Liu, Paul; Hartmut Jürgens: Collaborating in California: Dynamic Skip Fire Development Using HIL API; Proceedings of the 7st ASAM US-Workshop, Novi, MI, USA; 2014
Brückner, Constantin; Neumerkel, Dietmar; Rasche, Rainer: Ready, Set, Go! Measuring, Mapping and Managing with XIL API 2.0; Proceedings of the 7th ASAM US-Workshop, Novi, MI, USA; 2014
Brückner, Constantin; Neumerkel, Dietmar; Rasche, Rainer: ASAM XIL 2.0: Standard für ein durchgängiges Testen im gesamten Produktentstehungsprozess (MiL/SiL/HiL); 7. Vector Congress, Stuttgart; 2014

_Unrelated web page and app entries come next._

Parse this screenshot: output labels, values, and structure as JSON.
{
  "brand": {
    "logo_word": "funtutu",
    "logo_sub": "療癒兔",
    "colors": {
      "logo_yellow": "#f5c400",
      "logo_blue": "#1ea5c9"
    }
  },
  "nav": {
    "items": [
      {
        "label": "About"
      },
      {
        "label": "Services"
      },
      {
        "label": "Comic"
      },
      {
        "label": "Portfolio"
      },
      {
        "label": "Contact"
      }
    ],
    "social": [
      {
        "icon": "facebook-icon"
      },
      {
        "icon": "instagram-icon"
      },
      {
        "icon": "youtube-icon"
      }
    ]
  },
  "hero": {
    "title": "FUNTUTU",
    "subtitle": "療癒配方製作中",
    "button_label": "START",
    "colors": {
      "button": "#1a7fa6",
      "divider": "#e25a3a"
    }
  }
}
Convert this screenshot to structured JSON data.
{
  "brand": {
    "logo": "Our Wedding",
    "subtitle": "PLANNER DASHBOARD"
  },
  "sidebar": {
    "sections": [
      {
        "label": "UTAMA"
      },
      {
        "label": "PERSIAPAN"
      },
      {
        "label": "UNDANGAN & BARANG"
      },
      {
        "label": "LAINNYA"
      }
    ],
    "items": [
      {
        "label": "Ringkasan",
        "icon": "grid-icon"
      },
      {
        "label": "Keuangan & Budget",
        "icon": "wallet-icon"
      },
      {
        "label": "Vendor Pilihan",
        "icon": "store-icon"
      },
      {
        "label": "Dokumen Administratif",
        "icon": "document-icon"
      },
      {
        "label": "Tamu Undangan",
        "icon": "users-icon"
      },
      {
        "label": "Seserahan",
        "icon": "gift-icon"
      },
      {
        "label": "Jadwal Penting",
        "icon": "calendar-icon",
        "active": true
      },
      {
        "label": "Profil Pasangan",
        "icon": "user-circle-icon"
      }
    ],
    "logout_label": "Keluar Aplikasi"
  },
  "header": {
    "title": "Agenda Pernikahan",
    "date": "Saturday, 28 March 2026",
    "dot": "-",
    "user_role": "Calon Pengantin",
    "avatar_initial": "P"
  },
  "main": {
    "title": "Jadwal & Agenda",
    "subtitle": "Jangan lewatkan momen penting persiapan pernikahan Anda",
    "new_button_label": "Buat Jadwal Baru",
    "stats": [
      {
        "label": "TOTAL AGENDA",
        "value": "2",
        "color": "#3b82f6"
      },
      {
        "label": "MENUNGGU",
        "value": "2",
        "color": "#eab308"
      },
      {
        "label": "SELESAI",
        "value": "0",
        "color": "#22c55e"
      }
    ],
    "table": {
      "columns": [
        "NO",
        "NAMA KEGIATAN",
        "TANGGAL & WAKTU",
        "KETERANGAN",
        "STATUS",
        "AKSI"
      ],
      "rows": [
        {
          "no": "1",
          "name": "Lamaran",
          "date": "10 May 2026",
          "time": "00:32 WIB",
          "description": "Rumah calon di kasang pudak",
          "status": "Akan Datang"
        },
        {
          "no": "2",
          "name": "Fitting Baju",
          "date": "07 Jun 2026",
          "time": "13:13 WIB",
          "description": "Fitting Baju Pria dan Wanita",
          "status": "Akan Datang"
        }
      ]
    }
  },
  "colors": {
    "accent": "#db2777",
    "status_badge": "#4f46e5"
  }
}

McKeever, James: Dynamic Firing Order; ASAM Solutions Guide, page 38; 2015